### [Task brief]
Check each line of the data for "Goal", then give the number of lines that have it, without any other words.
--- Dataset content Enclosed Below ---
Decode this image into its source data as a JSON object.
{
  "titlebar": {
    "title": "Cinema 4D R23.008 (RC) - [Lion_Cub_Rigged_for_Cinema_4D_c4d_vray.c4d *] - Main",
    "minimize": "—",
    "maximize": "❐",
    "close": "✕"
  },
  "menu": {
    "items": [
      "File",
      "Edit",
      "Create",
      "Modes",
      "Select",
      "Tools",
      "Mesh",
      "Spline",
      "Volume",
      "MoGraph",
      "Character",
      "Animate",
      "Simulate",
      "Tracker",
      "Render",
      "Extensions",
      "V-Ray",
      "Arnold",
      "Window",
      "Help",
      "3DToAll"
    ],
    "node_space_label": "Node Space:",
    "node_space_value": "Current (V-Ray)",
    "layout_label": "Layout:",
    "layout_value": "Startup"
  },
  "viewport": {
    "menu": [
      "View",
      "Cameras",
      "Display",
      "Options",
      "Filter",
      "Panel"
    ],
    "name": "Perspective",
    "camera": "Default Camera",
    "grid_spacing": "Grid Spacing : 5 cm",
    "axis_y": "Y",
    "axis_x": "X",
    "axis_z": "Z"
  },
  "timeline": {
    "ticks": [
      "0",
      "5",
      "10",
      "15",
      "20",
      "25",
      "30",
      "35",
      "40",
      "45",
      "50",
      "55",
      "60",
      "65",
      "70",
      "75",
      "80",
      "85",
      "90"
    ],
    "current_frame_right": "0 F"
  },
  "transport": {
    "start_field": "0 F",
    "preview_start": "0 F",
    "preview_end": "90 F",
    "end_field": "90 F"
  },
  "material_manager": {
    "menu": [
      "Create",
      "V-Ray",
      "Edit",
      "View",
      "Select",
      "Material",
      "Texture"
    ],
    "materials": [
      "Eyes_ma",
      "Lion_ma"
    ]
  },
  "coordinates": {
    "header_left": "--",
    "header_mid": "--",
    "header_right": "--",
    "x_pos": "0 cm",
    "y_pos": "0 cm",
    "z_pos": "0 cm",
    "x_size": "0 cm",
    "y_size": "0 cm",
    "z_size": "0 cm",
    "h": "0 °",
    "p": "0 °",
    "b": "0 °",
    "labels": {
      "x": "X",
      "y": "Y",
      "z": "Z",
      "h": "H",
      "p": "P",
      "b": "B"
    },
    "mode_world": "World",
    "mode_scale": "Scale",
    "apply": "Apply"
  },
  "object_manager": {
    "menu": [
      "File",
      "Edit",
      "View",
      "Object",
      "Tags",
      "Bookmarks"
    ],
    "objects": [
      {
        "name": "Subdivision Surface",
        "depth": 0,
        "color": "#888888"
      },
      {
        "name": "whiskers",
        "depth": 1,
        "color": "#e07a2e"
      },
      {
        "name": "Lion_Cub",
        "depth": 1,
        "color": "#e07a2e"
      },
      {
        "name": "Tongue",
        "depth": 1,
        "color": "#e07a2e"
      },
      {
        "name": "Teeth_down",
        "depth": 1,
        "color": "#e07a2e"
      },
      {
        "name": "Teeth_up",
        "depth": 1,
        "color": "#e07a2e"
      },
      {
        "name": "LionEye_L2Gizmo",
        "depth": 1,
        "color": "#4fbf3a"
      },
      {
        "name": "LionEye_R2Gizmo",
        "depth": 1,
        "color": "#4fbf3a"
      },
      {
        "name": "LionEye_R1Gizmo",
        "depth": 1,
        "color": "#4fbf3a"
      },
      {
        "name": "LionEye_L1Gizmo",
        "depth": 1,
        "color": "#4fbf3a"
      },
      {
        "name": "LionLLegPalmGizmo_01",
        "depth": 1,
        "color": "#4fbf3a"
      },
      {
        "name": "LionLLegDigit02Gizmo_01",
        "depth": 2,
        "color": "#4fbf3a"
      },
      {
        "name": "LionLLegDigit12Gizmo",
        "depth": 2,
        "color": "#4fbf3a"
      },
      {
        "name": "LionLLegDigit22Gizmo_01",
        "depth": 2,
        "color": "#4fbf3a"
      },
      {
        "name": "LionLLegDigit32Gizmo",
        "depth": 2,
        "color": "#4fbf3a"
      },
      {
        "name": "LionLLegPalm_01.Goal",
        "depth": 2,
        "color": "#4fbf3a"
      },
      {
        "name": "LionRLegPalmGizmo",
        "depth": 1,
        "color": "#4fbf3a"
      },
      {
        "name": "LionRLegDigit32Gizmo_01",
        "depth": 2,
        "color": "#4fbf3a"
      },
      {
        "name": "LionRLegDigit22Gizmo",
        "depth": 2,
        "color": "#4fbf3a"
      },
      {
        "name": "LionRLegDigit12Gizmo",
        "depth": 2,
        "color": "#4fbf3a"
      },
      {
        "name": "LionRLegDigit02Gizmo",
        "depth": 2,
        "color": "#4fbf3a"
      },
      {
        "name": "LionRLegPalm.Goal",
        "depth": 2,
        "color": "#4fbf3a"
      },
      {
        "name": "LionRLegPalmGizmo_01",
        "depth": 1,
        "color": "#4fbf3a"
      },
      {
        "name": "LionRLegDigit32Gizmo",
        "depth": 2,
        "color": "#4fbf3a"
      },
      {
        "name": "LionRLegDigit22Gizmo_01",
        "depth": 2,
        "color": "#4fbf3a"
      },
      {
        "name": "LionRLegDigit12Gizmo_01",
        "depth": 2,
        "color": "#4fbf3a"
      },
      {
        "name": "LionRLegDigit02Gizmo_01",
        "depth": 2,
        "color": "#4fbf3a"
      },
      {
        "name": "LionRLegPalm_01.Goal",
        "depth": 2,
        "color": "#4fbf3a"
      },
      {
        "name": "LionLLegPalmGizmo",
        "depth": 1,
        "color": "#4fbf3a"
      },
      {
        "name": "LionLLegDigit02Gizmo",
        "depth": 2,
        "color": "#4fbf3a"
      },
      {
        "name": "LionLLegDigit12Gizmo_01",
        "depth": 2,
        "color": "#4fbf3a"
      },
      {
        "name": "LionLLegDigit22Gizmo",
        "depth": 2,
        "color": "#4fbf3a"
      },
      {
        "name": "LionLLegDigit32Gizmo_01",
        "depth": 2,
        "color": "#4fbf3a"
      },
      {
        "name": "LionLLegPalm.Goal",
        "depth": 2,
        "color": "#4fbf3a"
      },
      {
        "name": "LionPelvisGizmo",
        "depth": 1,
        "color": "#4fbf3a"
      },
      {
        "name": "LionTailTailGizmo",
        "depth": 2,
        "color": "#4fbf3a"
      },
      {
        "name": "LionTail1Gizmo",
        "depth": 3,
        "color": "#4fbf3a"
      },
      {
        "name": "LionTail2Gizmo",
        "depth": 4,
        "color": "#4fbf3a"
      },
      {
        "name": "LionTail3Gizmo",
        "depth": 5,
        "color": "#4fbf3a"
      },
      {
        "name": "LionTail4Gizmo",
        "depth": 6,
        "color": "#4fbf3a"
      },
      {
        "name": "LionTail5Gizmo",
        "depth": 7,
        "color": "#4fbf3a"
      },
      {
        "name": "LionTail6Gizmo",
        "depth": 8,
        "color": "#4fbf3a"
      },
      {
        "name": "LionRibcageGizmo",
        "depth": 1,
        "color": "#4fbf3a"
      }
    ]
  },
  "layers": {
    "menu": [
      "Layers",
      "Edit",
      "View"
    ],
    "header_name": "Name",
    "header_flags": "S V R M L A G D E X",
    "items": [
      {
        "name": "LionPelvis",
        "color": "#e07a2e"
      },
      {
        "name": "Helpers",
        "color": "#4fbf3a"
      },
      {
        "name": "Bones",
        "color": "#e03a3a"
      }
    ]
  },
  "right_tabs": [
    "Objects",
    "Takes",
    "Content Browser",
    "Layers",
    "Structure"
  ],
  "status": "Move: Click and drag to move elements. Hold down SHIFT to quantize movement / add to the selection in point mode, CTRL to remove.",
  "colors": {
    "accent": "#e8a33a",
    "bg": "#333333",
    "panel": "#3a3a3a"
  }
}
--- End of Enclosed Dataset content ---
### [Response]
4